This is the largest contract in baseball history. Also this year, Manny Machado signed a 10-year $300 million dollar contract with the San Diego Padres, which is arguably an equivalent or better deal. Last year, Giancarlo Stanton signed a 13-year $325 million dollar contract with the Florida Marlins. While these are the most egregious examples, there are many more of these types of contracts in Major League Baseball.
By comparison, 99 years ago—in 1919—Babe Ruth signed a three-year contract with the Boston Red Sox for $25,000. When accounting for inflation, this contract would be worth just $367,870.68, which is $1,237,129.32 less than the current minimum salary for all MLB players over the same duration of time. This means that perhaps the greatest player in the history of the game would be making just $122,623.56 per year in the modern day.
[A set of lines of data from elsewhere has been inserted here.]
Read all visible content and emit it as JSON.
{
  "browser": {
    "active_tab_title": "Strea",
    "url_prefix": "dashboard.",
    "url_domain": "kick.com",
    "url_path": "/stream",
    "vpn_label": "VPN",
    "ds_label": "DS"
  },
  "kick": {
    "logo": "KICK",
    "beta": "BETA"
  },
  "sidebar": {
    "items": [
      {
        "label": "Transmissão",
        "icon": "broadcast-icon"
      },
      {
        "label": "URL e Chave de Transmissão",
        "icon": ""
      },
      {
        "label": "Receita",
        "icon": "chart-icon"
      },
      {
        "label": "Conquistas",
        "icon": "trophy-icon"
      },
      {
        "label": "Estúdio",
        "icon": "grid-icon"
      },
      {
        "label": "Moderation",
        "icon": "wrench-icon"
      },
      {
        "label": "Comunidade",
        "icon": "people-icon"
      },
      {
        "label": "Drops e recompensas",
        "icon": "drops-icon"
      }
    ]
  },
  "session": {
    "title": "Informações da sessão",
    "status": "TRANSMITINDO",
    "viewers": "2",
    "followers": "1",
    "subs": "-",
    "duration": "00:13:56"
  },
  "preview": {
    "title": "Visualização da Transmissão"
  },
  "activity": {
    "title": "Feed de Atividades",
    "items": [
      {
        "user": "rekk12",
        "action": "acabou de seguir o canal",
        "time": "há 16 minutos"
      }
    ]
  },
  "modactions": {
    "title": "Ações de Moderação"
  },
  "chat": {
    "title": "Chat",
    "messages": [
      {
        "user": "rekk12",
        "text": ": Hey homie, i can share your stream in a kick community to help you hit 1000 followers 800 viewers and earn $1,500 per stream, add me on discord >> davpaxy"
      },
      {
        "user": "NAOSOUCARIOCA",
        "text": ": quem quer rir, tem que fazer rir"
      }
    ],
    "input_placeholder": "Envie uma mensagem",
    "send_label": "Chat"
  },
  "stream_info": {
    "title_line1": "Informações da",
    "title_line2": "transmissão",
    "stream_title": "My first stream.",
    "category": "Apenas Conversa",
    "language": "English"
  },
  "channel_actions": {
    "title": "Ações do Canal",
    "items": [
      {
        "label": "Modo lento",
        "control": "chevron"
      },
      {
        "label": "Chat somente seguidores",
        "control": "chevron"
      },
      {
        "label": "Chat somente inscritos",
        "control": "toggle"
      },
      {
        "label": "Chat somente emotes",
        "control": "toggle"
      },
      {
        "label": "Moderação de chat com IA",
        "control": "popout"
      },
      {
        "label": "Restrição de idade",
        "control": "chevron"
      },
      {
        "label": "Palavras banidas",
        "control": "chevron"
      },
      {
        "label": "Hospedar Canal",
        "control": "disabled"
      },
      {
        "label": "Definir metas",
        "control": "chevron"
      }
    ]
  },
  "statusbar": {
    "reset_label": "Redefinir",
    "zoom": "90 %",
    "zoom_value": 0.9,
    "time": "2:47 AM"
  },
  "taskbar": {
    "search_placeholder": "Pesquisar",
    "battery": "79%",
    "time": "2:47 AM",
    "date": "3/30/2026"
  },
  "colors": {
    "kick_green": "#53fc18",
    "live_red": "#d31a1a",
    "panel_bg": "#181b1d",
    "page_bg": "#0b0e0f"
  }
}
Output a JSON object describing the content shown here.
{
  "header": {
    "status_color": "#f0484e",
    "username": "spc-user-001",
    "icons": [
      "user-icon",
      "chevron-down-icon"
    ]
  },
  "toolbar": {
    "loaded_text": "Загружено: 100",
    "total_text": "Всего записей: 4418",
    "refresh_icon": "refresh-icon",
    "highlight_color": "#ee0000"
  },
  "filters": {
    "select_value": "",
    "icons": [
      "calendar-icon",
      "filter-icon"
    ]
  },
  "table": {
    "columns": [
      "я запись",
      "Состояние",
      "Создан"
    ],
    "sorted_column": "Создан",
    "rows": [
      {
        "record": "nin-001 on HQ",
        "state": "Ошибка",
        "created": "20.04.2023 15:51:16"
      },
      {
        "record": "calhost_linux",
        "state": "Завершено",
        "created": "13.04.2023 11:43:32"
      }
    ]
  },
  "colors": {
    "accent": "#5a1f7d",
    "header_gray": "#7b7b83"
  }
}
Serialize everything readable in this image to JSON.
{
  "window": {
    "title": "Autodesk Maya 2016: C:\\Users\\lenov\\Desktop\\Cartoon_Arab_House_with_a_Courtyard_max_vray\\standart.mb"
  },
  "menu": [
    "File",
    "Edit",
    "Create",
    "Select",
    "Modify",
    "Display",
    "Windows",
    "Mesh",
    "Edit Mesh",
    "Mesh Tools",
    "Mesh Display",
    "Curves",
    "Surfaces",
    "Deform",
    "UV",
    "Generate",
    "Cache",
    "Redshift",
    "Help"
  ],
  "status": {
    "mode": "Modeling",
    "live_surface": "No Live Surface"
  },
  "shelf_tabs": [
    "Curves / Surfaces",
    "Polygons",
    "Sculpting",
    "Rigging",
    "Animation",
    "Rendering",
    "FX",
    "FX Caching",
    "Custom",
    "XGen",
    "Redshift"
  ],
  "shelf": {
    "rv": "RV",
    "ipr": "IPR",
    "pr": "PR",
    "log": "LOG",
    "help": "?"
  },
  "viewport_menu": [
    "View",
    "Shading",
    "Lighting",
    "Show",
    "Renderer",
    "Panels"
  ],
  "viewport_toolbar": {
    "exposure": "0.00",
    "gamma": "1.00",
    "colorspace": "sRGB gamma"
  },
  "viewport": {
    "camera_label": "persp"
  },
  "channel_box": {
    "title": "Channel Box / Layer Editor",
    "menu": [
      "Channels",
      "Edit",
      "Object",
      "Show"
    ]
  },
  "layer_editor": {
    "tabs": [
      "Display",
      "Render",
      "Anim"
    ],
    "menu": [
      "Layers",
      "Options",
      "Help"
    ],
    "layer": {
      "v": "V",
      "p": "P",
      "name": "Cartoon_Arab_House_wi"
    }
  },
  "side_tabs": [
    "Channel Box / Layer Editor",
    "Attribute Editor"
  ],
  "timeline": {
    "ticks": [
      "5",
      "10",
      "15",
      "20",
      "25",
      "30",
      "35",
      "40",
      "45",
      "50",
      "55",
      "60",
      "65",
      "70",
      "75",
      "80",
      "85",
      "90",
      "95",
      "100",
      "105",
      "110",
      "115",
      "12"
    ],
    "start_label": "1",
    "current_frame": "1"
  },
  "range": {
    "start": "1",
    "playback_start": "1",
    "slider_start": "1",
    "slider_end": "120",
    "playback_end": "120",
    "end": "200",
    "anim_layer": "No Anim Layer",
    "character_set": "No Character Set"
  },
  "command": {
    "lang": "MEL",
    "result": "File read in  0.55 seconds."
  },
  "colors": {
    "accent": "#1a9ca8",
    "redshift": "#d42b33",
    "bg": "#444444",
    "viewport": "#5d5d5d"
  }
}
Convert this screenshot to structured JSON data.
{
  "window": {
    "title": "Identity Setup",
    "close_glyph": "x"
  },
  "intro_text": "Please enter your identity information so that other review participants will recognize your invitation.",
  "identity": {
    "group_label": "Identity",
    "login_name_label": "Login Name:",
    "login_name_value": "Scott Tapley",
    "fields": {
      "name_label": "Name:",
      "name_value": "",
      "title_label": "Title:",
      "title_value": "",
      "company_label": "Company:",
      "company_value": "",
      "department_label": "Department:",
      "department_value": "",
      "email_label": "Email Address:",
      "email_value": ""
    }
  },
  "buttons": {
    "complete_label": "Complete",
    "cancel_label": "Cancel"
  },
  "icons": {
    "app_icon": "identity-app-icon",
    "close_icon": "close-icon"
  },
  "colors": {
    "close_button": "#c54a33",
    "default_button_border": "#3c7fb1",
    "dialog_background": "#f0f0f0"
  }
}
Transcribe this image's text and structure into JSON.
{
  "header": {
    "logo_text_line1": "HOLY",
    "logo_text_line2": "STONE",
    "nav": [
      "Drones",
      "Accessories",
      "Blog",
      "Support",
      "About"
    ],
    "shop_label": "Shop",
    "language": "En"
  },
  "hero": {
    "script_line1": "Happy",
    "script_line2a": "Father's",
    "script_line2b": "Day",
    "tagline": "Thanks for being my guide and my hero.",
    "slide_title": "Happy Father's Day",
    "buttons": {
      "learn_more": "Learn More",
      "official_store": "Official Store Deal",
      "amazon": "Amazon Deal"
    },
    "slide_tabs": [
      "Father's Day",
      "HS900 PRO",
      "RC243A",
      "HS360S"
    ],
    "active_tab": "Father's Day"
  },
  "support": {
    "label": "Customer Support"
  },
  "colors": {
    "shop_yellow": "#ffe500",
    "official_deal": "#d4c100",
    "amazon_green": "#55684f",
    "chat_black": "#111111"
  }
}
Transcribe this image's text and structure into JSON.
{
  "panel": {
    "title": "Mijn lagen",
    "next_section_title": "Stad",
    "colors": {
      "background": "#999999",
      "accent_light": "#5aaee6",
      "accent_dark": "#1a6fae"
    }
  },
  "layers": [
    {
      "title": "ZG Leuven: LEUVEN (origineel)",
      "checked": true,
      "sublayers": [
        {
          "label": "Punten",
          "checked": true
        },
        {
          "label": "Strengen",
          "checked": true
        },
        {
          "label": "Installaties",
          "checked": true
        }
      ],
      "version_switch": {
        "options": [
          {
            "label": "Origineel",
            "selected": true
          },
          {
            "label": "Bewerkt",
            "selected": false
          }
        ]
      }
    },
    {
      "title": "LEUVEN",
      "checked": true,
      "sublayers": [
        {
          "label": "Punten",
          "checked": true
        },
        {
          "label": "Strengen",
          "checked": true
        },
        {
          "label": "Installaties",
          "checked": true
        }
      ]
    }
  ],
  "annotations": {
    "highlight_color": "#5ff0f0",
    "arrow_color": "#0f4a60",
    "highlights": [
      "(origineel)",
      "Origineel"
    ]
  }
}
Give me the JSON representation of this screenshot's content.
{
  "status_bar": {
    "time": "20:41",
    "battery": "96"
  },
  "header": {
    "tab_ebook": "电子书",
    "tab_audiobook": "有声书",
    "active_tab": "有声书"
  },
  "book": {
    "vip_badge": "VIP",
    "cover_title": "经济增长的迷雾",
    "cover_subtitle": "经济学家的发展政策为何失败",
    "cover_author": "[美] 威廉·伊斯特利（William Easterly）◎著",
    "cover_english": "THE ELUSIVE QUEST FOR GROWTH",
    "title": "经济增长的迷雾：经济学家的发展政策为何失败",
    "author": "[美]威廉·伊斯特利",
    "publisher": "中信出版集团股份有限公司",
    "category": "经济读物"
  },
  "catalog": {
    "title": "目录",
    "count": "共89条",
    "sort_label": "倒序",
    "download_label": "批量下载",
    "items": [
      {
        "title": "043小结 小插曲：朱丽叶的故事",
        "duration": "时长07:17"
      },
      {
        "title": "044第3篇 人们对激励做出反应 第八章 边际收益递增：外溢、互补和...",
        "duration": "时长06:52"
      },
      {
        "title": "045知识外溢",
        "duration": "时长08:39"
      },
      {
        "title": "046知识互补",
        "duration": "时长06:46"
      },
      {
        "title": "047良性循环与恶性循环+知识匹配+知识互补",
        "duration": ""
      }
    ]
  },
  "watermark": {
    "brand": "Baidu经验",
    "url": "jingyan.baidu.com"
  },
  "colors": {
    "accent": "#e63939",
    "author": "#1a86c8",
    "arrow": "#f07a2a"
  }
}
Also by comparison, $330 million is enough money to finance 25 man rosters for a 17 team baseball league with a median salary of $60,000… for a full 13 years! In other words, Bryce Harper’s salary would pay the salaries of 425 baseball players in a provincial baseball league for 13 seasons. Of course, there would be additional costs associated with such a league—building/leasing stadiums, hiring/paying administrative staff, team travel costs, and so on—so maybe cut the total time down to five years from 13.
The sports world is paying one baseball player’s salary instead of purchasing five years of provincial baseball with fair salaries for 425 highly capable players, many of whom would gladly go toe-to-toe with Mr. Harper on the ballfield. WHAT—THE—FUCK?!?